> _EXERCISE DESCRIPTION_:
Go through the data and copy each line that holds "отправителя".

> _ENTRIES SUPPLIED_:
=== Begin Enclosure ===

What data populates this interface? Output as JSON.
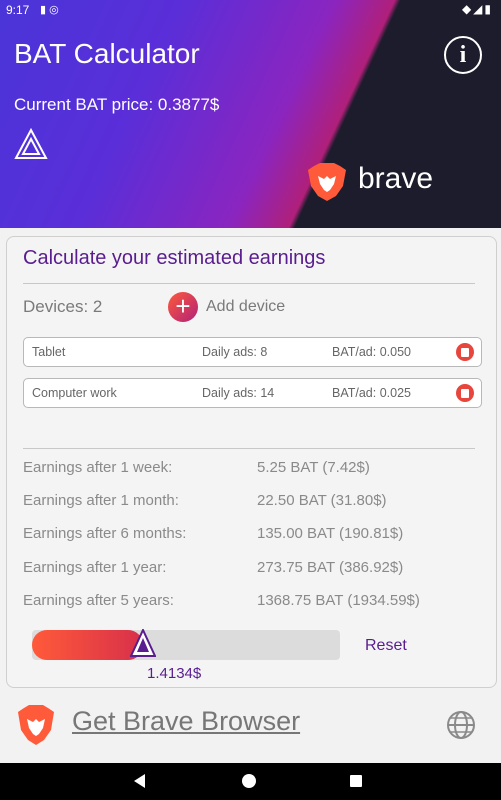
{
  "status_bar": {
    "time": "9:17",
    "left_icons": "▮ ◎",
    "right_icons": "◆◢▮"
  },
  "header": {
    "title": "BAT Calculator",
    "price_label": "Current BAT price: 0.3877$",
    "brand_word": "brave"
  },
  "calculator": {
    "title": "Calculate your estimated earnings",
    "devices_label": "Devices: 2",
    "add_label": "Add device",
    "devices": [
      {
        "name": "Tablet",
        "ads": "Daily ads: 8",
        "bat": "BAT/ad: 0.050"
      },
      {
        "name": "Computer work",
        "ads": "Daily ads: 14",
        "bat": "BAT/ad: 0.025"
      }
    ],
    "earnings": [
      {
        "label": "Earnings after 1 week:",
        "value": "5.25 BAT (7.42$)"
      },
      {
        "label": "Earnings after 1 month:",
        "value": "22.50 BAT (31.80$)"
      },
      {
        "label": "Earnings after 6 months:",
        "value": "135.00 BAT (190.81$)"
      },
      {
        "label": "Earnings after 1 year:",
        "value": "273.75 BAT (386.92$)"
      },
      {
        "label": "Earnings after 5 years:",
        "value": "1368.75 BAT (1934.59$)"
      }
    ],
    "slider_fraction": 0.36,
    "slider_value": "1.4134$",
    "reset_label": "Reset"
  },
  "footer": {
    "link_label": "Get Brave Browser"
  },
  "colors": {
    "accent": "#5a1d8f",
    "orange": "#ff5a3a",
    "header_dark": "#1c1c2c"
  }
}
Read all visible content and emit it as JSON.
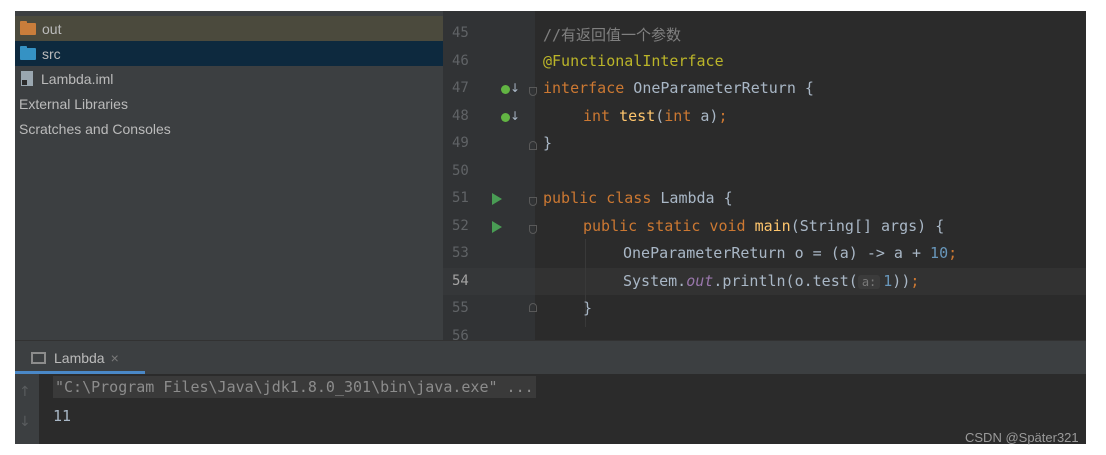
{
  "project_tree": {
    "items": [
      {
        "label": "out",
        "icon": "folder-icon",
        "color": "#c97d3b"
      },
      {
        "label": "src",
        "icon": "folder-icon",
        "color": "#3592c4"
      },
      {
        "label": "Lambda.iml",
        "icon": "module-file-icon"
      },
      {
        "label": "External Libraries",
        "icon": ""
      },
      {
        "label": "Scratches and Consoles",
        "icon": ""
      }
    ]
  },
  "editor": {
    "lines": [
      {
        "no": "45"
      },
      {
        "no": "46"
      },
      {
        "no": "47"
      },
      {
        "no": "48"
      },
      {
        "no": "49"
      },
      {
        "no": "50"
      },
      {
        "no": "51"
      },
      {
        "no": "52"
      },
      {
        "no": "53"
      },
      {
        "no": "54"
      },
      {
        "no": "55"
      },
      {
        "no": "56"
      }
    ],
    "code": {
      "l45_comment": "//有返回值一个参数",
      "l46_annotation": "@FunctionalInterface",
      "l47_kw": "interface",
      "l47_name": " OneParameterReturn {",
      "l48_kw1": "int",
      "l48_fn": "test",
      "l48_p1": "(",
      "l48_kw2": "int",
      "l48_p2": " a)",
      "l48_semi": ";",
      "l49": "}",
      "l51_kw": "public class",
      "l51_name": " Lambda {",
      "l52_kw": "public static void",
      "l52_fn": "main",
      "l52_rest": "(String[] args) {",
      "l53_text": "OneParameterReturn o = (a) -> a + ",
      "l53_num": "10",
      "l53_semi": ";",
      "l54_a": "System.",
      "l54_static": "out",
      "l54_b": ".println(o.test(",
      "l54_hint": "a:",
      "l54_num": "1",
      "l54_c": "))",
      "l54_semi": ";",
      "l55": "}"
    }
  },
  "run_panel": {
    "tab_label": "Lambda",
    "close_glyph": "×",
    "up_arrow": "↑",
    "down_arrow": "↓",
    "command": "\"C:\\Program Files\\Java\\jdk1.8.0_301\\bin\\java.exe\" ...",
    "output": "11"
  },
  "watermark": "CSDN @Später321",
  "colors": {
    "keyword": "#cc7832",
    "annotation": "#bbb529",
    "function": "#ffc66d",
    "number": "#6897bb",
    "comment": "#808080",
    "run_icon": "#499c54"
  }
}
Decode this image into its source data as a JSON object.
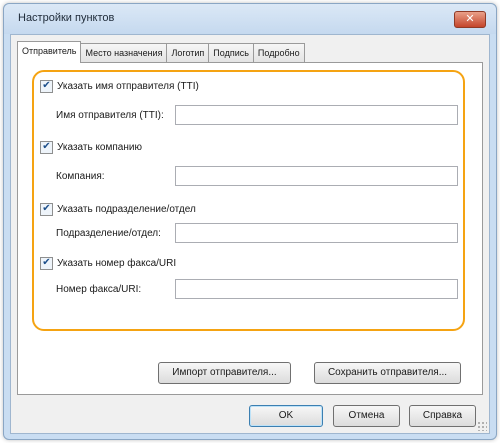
{
  "window": {
    "title": "Настройки пунктов",
    "close_glyph": "✕"
  },
  "tabs": [
    {
      "label": "Отправитель",
      "active": true
    },
    {
      "label": "Место назначения",
      "active": false
    },
    {
      "label": "Логотип",
      "active": false
    },
    {
      "label": "Подпись",
      "active": false
    },
    {
      "label": "Подробно",
      "active": false
    }
  ],
  "sender": {
    "name_check": {
      "label": "Указать имя отправителя (TTI)",
      "checked": true
    },
    "name_field": {
      "label": "Имя отправителя (TTI):",
      "value": ""
    },
    "company_check": {
      "label": "Указать компанию",
      "checked": true
    },
    "company_field": {
      "label": "Компания:",
      "value": ""
    },
    "dept_check": {
      "label": "Указать подразделение/отдел",
      "checked": true
    },
    "dept_field": {
      "label": "Подразделение/отдел:",
      "value": ""
    },
    "fax_check": {
      "label": "Указать номер факса/URI",
      "checked": true
    },
    "fax_field": {
      "label": "Номер факса/URI:",
      "value": ""
    }
  },
  "actions": {
    "import_label": "Импорт отправителя...",
    "save_label": "Сохранить отправителя..."
  },
  "footer": {
    "ok_label": "OK",
    "cancel_label": "Отмена",
    "help_label": "Справка"
  },
  "check_glyph": "✔",
  "colors": {
    "highlight": "#f5a312",
    "window_frame": "#c9ddf2",
    "close_button": "#c4452b"
  }
}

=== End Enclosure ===

> _RESULT BELOW_:
      "label": "Указать имя отправителя (TTI)",
      "label": "Имя отправителя (TTI):",
    "import_label": "Импорт отправителя...",
    "save_label": "Сохранить отправителя..."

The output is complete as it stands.